BEGIN

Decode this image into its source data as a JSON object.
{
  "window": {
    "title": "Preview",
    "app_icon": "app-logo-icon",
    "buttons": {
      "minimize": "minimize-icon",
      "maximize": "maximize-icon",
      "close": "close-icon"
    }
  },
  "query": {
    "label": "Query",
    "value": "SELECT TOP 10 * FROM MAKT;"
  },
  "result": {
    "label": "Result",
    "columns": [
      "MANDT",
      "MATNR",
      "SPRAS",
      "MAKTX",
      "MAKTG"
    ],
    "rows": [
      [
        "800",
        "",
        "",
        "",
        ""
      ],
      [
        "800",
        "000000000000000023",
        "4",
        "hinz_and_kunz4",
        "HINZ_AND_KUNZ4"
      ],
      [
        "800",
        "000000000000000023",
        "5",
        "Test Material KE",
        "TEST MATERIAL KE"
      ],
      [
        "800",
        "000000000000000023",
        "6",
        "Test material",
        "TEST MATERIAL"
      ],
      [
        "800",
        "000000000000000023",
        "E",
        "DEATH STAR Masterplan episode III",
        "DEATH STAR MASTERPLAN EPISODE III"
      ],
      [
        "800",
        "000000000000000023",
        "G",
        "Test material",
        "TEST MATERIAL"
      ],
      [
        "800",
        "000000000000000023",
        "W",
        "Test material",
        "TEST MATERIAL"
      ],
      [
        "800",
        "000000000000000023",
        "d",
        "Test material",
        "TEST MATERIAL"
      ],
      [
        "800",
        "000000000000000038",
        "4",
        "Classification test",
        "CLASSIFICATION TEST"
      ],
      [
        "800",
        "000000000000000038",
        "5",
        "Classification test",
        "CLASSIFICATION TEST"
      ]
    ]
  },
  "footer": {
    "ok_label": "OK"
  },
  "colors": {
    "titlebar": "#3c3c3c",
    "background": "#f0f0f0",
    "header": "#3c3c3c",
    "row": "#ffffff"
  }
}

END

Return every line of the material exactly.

Decode this image into its source data as a JSON object.
{
  "window": {
    "title": "Preview",
    "app_icon": "app-logo-icon",
    "buttons": {
      "minimize": "minimize-icon",
      "maximize": "maximize-icon",
      "close": "close-icon"
    }
  },
  "query": {
    "label": "Query",
    "value": "SELECT TOP 10 * FROM MAKT;"
  },
  "result": {
    "label": "Result",
    "columns": [
      "MANDT",
      "MATNR",
      "SPRAS",
      "MAKTX",
      "MAKTG"
    ],
    "rows": [
      [
        "800",
        "",
        "",
        "",
        ""
      ],
      [
        "800",
        "000000000000000023",
        "4",
        "hinz_and_kunz4",
        "HINZ_AND_KUNZ4"
      ],
      [
        "800",
        "000000000000000023",
        "5",
        "Test Material KE",
        "TEST MATERIAL KE"
      ],
      [
        "800",
        "000000000000000023",
        "6",
        "Test material",
        "TEST MATERIAL"
      ],
      [
        "800",
        "000000000000000023",
        "E",
        "DEATH STAR Masterplan episode III",
        "DEATH STAR MASTERPLAN EPISODE III"
      ],
      [
        "800",
        "000000000000000023",
        "G",
        "Test material",
        "TEST MATERIAL"
      ],
      [
        "800",
        "000000000000000023",
        "W",
        "Test material",
        "TEST MATERIAL"
      ],
      [
        "800",
        "000000000000000023",
        "d",
        "Test material",
        "TEST MATERIAL"
      ],
      [
        "800",
        "000000000000000038",
        "4",
        "Classification test",
        "CLASSIFICATION TEST"
      ],
      [
        "800",
        "000000000000000038",
        "5",
        "Classification test",
        "CLASSIFICATION TEST"
      ]
    ]
  },
  "footer": {
    "ok_label": "OK"
  },
  "colors": {
    "titlebar": "#3c3c3c",
    "background": "#f0f0f0",
    "header": "#3c3c3c",
    "row": "#ffffff"
  }
}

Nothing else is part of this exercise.